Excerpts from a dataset
=== Begin Enclosure ===

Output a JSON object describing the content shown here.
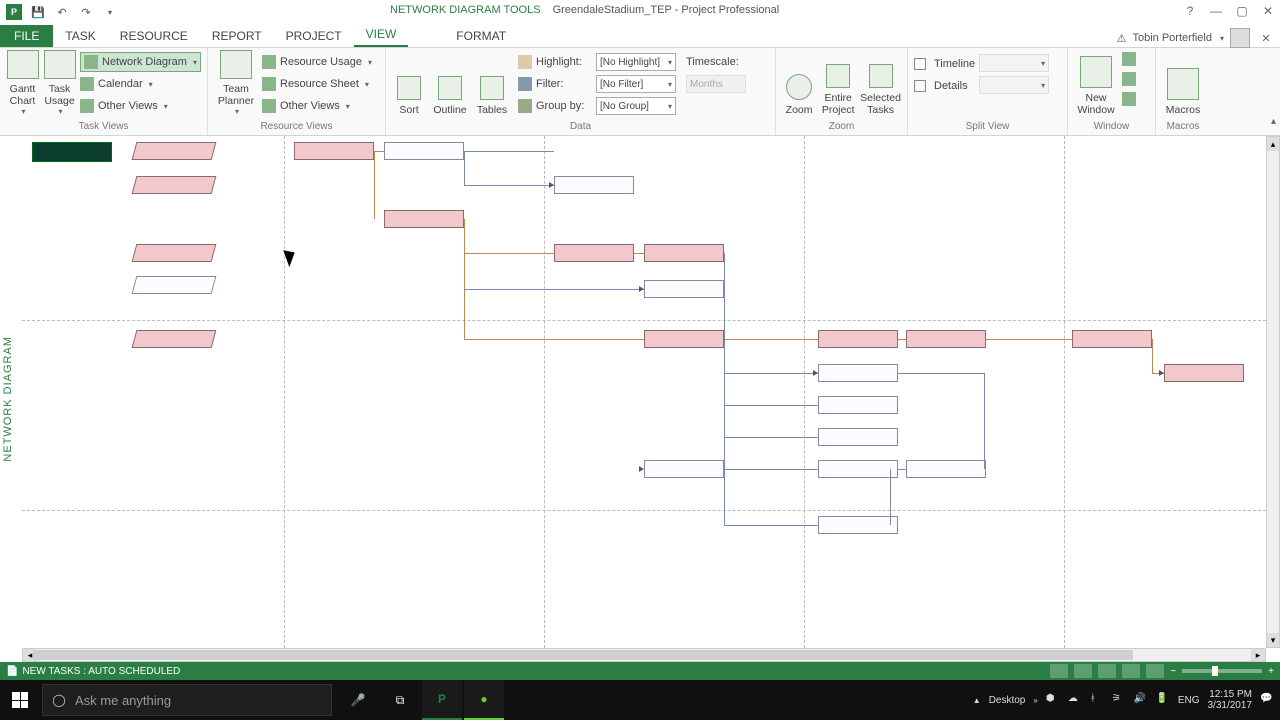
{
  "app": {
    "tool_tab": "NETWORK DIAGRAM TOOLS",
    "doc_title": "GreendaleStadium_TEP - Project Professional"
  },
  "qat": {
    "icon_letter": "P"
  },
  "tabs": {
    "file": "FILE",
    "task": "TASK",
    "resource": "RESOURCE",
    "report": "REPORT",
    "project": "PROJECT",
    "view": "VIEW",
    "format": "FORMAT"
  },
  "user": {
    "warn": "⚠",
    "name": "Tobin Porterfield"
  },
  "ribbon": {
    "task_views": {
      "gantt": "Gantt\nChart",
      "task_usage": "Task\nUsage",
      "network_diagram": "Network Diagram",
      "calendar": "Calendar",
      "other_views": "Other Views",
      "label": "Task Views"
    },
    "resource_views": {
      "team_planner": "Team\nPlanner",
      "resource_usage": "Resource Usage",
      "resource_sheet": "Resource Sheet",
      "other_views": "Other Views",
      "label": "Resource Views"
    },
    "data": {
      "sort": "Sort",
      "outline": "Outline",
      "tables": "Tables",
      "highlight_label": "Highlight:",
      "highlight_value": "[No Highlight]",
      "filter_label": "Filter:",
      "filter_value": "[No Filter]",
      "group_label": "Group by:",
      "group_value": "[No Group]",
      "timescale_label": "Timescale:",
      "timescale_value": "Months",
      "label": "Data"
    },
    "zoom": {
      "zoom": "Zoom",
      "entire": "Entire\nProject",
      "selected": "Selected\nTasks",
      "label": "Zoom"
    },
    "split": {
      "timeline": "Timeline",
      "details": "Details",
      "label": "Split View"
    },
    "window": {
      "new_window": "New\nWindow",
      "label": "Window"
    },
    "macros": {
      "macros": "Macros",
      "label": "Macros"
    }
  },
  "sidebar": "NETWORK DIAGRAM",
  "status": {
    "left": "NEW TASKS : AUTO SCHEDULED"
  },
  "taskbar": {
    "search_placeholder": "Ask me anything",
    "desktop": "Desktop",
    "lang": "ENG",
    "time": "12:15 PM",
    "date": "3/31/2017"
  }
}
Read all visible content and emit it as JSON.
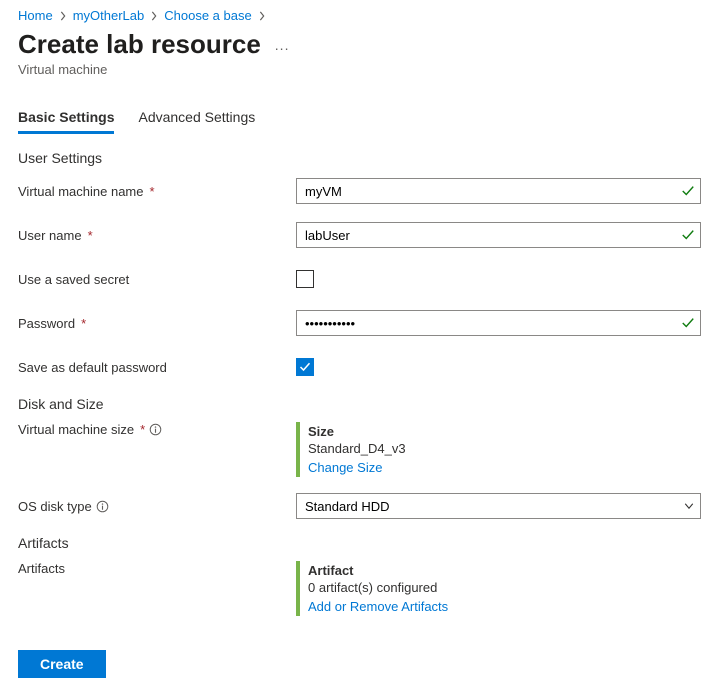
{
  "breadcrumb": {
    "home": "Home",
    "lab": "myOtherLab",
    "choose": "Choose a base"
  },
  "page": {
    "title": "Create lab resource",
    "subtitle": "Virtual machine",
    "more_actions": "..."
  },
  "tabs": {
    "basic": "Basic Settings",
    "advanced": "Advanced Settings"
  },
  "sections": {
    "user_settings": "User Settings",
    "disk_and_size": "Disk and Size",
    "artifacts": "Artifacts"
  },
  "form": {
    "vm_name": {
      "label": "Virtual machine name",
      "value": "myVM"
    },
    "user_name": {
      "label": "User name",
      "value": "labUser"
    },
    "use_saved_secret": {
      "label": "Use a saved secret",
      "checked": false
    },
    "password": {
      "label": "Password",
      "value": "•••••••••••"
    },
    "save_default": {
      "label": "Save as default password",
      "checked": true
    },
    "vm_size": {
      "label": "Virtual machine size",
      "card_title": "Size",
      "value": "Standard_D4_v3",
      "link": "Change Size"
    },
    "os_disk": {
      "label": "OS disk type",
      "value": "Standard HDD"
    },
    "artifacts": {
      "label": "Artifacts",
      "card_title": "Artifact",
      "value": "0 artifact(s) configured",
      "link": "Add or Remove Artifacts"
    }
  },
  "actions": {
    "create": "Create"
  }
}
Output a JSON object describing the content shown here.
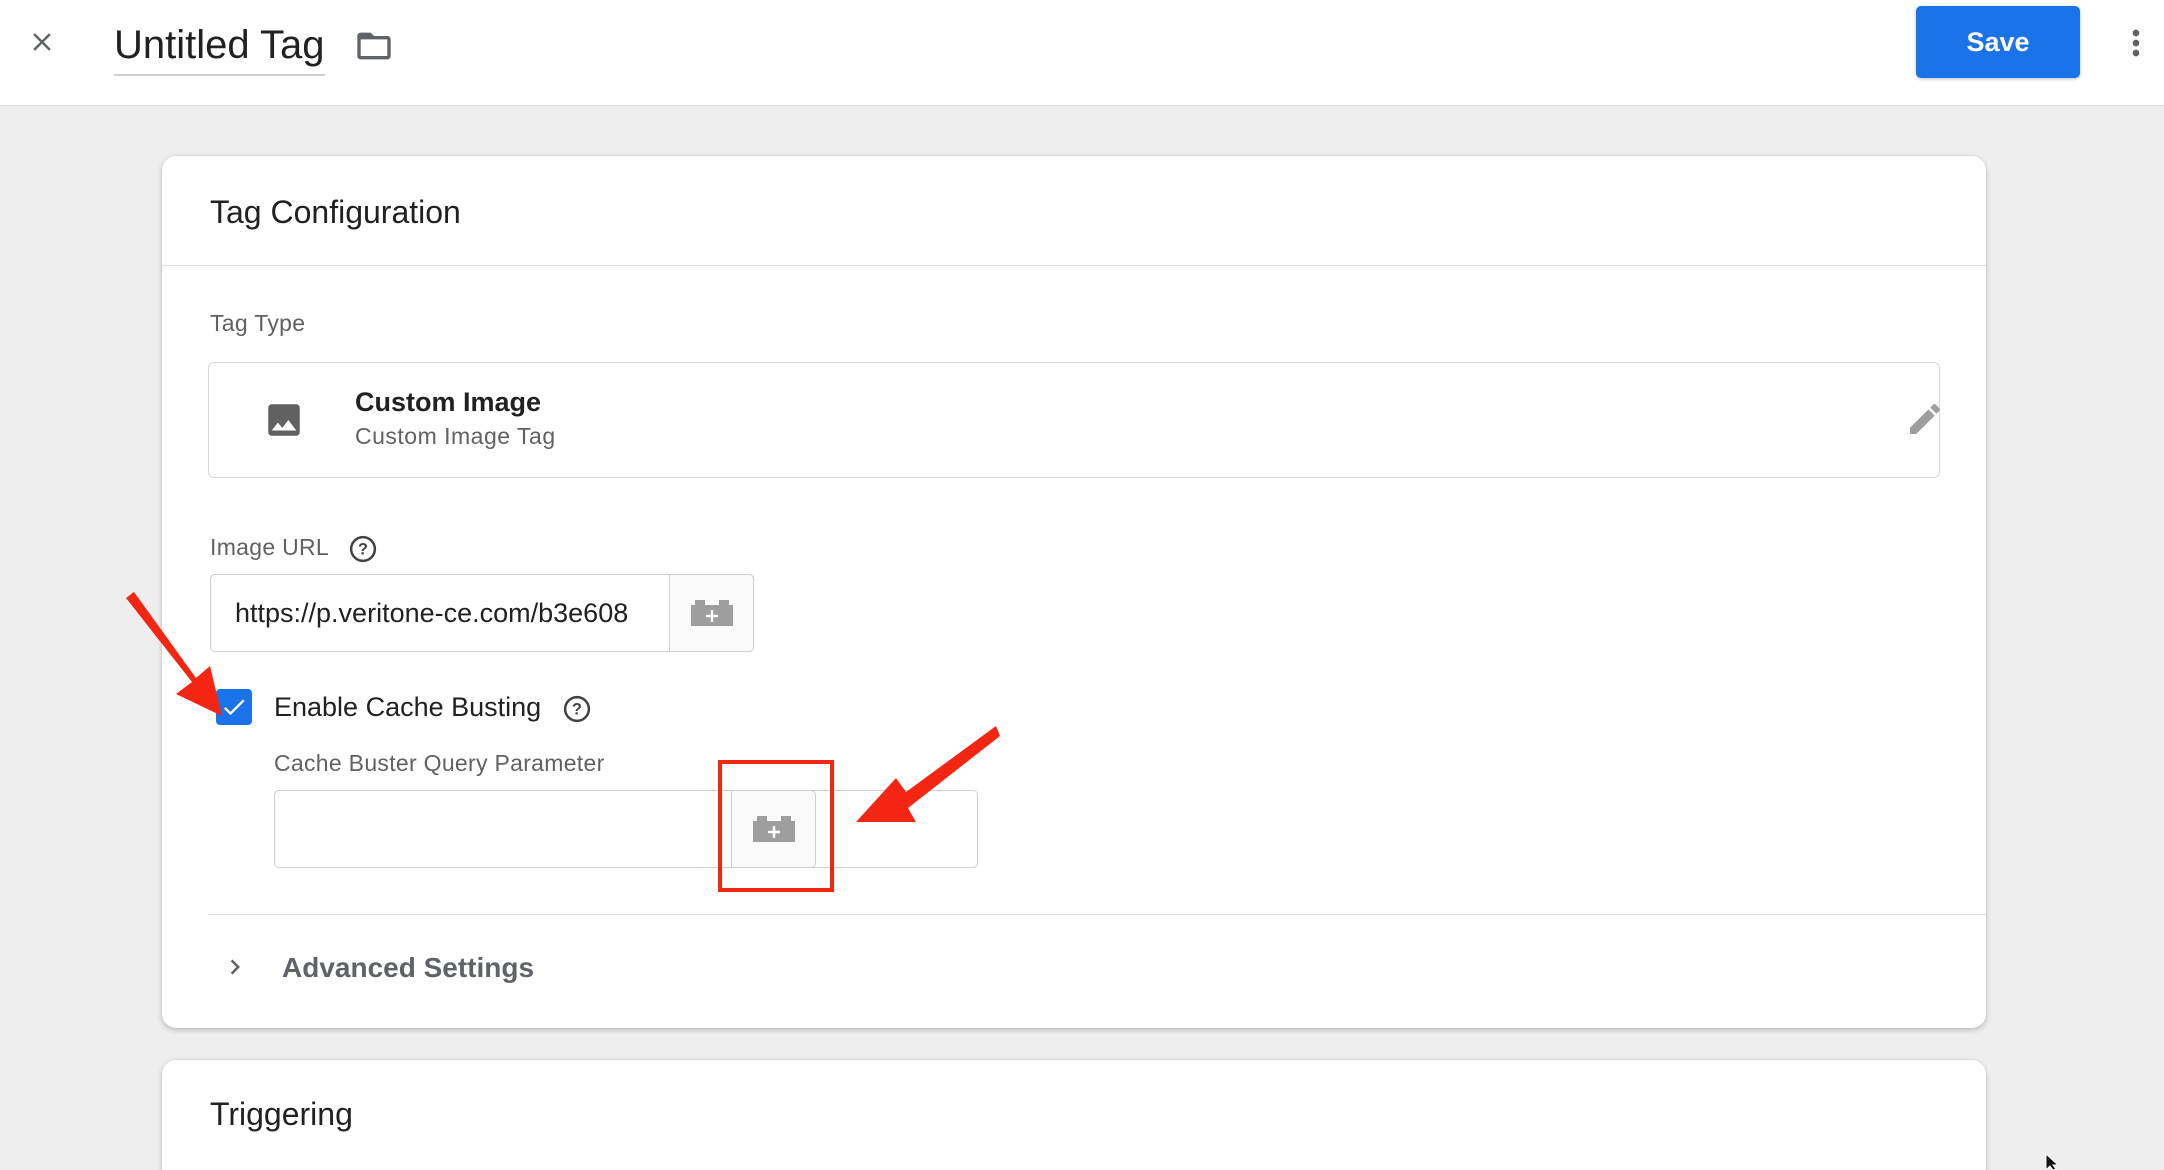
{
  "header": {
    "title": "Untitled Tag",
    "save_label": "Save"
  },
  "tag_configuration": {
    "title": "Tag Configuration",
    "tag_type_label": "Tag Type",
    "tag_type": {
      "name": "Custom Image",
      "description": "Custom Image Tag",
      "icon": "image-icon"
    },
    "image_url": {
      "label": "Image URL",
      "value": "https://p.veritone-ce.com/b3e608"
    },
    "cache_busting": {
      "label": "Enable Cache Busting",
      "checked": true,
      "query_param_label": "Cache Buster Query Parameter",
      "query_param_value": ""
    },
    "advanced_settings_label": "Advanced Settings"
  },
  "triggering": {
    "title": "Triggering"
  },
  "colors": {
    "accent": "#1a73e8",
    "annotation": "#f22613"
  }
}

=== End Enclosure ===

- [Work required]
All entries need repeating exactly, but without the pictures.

- [Written reply]
Output a JSON object describing the content shown here.
{
  "app": {
    "tool_tab": "NETWORK DIAGRAM TOOLS",
    "doc_title": "GreendaleStadium_TEP - Project Professional"
  },
  "qat": {
    "icon_letter": "P"
  },
  "tabs": {
    "file": "FILE",
    "task": "TASK",
    "resource": "RESOURCE",
    "report": "REPORT",
    "project": "PROJECT",
    "view": "VIEW",
    "format": "FORMAT"
  },
  "user": {
    "warn": "⚠",
    "name": "Tobin Porterfield"
  },
  "ribbon": {
    "task_views": {
      "gantt": "Gantt\nChart",
      "task_usage": "Task\nUsage",
      "network_diagram": "Network Diagram",
      "calendar": "Calendar",
      "other_views": "Other Views",
      "label": "Task Views"
    },
    "resource_views": {
      "team_planner": "Team\nPlanner",
      "resource_usage": "Resource Usage",
      "resource_sheet": "Resource Sheet",
      "other_views": "Other Views",
      "label": "Resource Views"
    },
    "data": {
      "sort": "Sort",
      "outline": "Outline",
      "tables": "Tables",
      "highlight_label": "Highlight:",
      "highlight_value": "[No Highlight]",
      "filter_label": "Filter:",
      "filter_value": "[No Filter]",
      "group_label": "Group by:",
      "group_value": "[No Group]",
      "timescale_label": "Timescale:",
      "timescale_value": "Months",
      "label": "Data"
    },
    "zoom": {
      "zoom": "Zoom",
      "entire": "Entire\nProject",
      "selected": "Selected\nTasks",
      "label": "Zoom"
    },
    "split": {
      "timeline": "Timeline",
      "details": "Details",
      "label": "Split View"
    },
    "window": {
      "new_window": "New\nWindow",
      "label": "Window"
    },
    "macros": {
      "macros": "Macros",
      "label": "Macros"
    }
  },
  "sidebar": "NETWORK DIAGRAM",
  "status": {
    "left": "NEW TASKS : AUTO SCHEDULED"
  },
  "taskbar": {
    "search_placeholder": "Ask me anything",
    "desktop": "Desktop",
    "lang": "ENG",
    "time": "12:15 PM",
    "date": "3/31/2017"
  }
}
Read all visible content and emit it as JSON.
{
  "breadcrumb": {
    "home": "Home",
    "lab": "myOtherLab",
    "choose": "Choose a base"
  },
  "page": {
    "title": "Create lab resource",
    "subtitle": "Virtual machine",
    "more_actions": "..."
  },
  "tabs": {
    "basic": "Basic Settings",
    "advanced": "Advanced Settings"
  },
  "sections": {
    "user_settings": "User Settings",
    "disk_and_size": "Disk and Size",
    "artifacts": "Artifacts"
  },
  "form": {
    "vm_name": {
      "label": "Virtual machine name",
      "value": "myVM"
    },
    "user_name": {
      "label": "User name",
      "value": "labUser"
    },
    "use_saved_secret": {
      "label": "Use a saved secret",
      "checked": false
    },
    "password": {
      "label": "Password",
      "value": "•••••••••••"
    },
    "save_default": {
      "label": "Save as default password",
      "checked": true
    },
    "vm_size": {
      "label": "Virtual machine size",
      "card_title": "Size",
      "value": "Standard_D4_v3",
      "link": "Change Size"
    },
    "os_disk": {
      "label": "OS disk type",
      "value": "Standard HDD"
    },
    "artifacts": {
      "label": "Artifacts",
      "card_title": "Artifact",
      "value": "0 artifact(s) configured",
      "link": "Add or Remove Artifacts"
    }
  },
  "actions": {
    "create": "Create"
  }
}
Output a JSON object describing the content shown here.
{
  "header": {
    "title": "Untitled Tag",
    "save_label": "Save"
  },
  "tag_configuration": {
    "title": "Tag Configuration",
    "tag_type_label": "Tag Type",
    "tag_type": {
      "name": "Custom Image",
      "description": "Custom Image Tag",
      "icon": "image-icon"
    },
    "image_url": {
      "label": "Image URL",
      "value": "https://p.veritone-ce.com/b3e608"
    },
    "cache_busting": {
      "label": "Enable Cache Busting",
      "checked": true,
      "query_param_label": "Cache Buster Query Parameter",
      "query_param_value": ""
    },
    "advanced_settings_label": "Advanced Settings"
  },
  "triggering": {
    "title": "Triggering"
  },
  "colors": {
    "accent": "#1a73e8",
    "annotation": "#f22613"
  }
}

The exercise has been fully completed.